▶ [Activity] Read through the records below and copy each line that uses the word "Barattoo".

▶ [Records supplied]
··········

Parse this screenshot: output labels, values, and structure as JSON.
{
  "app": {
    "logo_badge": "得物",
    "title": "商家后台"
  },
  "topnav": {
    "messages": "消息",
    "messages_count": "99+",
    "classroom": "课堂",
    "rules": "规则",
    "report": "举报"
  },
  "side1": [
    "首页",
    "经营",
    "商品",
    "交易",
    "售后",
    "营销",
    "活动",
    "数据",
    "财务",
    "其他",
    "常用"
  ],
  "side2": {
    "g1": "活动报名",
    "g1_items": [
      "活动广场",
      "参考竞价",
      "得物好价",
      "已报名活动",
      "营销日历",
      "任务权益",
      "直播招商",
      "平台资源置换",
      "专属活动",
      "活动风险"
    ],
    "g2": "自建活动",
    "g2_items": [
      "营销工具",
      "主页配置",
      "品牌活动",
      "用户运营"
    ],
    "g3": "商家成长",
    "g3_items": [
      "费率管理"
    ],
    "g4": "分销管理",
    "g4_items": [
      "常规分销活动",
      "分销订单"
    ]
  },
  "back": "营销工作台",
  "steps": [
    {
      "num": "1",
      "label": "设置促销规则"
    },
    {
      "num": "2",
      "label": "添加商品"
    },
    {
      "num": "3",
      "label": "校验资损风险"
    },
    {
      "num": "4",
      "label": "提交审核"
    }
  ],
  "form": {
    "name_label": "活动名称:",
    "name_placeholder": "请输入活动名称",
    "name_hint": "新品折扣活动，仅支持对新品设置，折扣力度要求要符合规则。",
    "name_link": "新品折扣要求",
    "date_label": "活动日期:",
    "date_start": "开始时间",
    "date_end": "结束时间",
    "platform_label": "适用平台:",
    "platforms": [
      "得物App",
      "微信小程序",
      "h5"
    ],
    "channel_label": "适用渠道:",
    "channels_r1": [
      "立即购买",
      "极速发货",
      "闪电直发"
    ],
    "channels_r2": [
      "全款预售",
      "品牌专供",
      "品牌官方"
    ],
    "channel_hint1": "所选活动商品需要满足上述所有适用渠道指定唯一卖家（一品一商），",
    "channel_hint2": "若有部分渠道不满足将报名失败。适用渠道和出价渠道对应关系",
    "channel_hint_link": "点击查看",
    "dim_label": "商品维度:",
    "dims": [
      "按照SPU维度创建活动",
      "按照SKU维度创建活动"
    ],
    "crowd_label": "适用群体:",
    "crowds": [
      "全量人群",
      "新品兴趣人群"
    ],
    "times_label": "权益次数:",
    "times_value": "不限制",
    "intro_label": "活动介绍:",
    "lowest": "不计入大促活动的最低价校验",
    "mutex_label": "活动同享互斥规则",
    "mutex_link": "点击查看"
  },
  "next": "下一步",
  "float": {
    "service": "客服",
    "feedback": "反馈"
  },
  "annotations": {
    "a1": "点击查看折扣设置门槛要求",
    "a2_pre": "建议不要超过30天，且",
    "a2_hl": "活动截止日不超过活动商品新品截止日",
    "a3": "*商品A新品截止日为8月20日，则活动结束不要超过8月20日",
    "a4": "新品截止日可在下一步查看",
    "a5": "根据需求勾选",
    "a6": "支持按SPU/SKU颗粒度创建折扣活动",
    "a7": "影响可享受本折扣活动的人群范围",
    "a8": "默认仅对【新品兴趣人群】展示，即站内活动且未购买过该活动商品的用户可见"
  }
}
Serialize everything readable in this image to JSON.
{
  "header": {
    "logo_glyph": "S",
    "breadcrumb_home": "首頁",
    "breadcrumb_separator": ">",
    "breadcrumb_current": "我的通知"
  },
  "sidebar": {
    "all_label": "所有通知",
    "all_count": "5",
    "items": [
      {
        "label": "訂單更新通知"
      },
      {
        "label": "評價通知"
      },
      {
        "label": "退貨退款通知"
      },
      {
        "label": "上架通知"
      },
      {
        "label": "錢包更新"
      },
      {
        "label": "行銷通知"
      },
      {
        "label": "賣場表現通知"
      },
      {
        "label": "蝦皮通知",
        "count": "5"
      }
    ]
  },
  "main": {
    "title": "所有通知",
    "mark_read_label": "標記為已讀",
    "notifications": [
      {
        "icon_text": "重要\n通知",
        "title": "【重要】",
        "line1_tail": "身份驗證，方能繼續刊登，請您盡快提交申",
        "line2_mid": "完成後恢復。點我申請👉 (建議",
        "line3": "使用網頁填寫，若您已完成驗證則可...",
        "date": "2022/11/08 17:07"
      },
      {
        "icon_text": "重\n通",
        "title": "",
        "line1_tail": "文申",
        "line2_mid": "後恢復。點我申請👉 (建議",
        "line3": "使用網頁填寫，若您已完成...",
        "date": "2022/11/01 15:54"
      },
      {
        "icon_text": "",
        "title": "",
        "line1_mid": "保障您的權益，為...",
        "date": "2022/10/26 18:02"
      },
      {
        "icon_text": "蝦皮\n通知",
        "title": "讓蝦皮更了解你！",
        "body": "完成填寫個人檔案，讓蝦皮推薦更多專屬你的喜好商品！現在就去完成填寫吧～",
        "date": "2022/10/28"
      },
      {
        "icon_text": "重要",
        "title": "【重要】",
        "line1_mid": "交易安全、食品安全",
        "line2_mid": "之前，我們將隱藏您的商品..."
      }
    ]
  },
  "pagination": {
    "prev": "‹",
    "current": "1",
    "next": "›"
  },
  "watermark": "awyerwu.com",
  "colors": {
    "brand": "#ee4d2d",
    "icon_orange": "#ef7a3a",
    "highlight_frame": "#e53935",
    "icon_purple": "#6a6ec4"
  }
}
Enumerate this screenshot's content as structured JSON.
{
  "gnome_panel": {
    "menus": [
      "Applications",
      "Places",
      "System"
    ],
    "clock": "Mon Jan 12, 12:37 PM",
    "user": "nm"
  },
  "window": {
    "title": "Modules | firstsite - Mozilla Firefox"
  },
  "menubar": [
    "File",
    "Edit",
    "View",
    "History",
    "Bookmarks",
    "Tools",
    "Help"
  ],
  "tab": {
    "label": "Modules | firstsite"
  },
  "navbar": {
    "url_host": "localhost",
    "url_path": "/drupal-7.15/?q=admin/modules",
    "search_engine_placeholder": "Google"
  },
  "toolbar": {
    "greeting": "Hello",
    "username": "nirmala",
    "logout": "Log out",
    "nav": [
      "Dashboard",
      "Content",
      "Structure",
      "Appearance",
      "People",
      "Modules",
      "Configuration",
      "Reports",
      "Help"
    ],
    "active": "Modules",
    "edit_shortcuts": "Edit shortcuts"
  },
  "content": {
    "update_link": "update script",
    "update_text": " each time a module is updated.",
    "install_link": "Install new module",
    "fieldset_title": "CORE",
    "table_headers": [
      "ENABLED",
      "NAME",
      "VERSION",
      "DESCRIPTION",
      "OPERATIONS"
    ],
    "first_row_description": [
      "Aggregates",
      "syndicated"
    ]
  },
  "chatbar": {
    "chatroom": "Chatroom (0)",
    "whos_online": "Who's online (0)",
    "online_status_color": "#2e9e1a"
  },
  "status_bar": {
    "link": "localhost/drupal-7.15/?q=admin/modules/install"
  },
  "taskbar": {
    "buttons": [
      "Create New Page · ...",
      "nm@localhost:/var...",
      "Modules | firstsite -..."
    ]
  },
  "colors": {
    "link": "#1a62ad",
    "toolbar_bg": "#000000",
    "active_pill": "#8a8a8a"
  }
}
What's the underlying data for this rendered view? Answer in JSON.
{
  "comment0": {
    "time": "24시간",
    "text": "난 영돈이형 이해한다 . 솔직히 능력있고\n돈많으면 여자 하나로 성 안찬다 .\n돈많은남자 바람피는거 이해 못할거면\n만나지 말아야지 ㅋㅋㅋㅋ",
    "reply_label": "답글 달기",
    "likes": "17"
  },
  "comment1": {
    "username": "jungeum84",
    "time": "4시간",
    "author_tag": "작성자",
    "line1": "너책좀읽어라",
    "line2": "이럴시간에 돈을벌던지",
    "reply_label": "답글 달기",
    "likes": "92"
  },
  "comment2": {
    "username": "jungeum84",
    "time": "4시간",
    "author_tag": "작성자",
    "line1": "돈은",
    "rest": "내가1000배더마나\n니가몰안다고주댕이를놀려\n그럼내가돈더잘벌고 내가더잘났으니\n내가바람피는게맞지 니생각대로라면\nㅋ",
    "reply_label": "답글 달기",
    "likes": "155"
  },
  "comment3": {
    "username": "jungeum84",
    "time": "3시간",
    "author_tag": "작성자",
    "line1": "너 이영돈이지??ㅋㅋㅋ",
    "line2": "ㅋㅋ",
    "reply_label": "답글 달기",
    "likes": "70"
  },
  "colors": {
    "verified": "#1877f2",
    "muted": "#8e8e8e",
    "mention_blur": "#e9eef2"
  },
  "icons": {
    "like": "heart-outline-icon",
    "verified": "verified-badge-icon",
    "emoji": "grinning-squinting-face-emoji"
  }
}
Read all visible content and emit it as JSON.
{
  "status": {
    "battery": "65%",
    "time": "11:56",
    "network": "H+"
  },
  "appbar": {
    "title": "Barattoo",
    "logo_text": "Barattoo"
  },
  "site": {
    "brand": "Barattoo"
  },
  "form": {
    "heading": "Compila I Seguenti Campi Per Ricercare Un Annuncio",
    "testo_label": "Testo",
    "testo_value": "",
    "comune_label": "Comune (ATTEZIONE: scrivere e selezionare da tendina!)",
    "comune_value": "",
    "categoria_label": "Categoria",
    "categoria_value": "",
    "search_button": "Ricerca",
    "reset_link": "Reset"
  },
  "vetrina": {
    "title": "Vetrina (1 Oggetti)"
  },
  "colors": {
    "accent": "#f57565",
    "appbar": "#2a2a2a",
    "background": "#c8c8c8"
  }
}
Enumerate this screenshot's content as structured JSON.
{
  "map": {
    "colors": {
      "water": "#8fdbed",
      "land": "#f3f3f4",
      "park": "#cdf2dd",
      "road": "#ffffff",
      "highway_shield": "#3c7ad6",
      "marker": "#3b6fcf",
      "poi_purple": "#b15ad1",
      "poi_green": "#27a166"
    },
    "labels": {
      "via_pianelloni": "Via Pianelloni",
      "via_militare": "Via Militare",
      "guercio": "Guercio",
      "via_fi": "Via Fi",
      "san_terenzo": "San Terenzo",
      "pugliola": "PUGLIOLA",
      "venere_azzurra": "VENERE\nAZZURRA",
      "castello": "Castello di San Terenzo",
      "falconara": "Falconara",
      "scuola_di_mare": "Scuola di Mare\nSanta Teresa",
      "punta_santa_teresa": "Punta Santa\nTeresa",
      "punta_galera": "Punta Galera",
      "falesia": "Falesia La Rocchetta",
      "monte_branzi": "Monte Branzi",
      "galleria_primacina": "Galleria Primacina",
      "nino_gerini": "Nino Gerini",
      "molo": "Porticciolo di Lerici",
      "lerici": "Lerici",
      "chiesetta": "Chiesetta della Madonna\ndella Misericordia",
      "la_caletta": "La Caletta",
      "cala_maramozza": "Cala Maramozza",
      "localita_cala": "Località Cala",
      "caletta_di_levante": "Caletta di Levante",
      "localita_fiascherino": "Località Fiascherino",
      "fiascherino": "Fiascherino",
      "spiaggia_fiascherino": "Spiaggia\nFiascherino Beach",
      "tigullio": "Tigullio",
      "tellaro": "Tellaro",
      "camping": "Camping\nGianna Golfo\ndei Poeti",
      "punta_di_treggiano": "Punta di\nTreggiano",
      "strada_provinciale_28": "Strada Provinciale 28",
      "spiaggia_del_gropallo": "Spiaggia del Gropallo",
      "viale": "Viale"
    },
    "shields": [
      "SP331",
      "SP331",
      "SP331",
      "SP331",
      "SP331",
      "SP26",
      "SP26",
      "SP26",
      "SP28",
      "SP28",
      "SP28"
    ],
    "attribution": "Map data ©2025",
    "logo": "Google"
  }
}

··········

▶ [Output below]
    "title": "Barattoo",
    "logo_text": "Barattoo"
    "brand": "Barattoo"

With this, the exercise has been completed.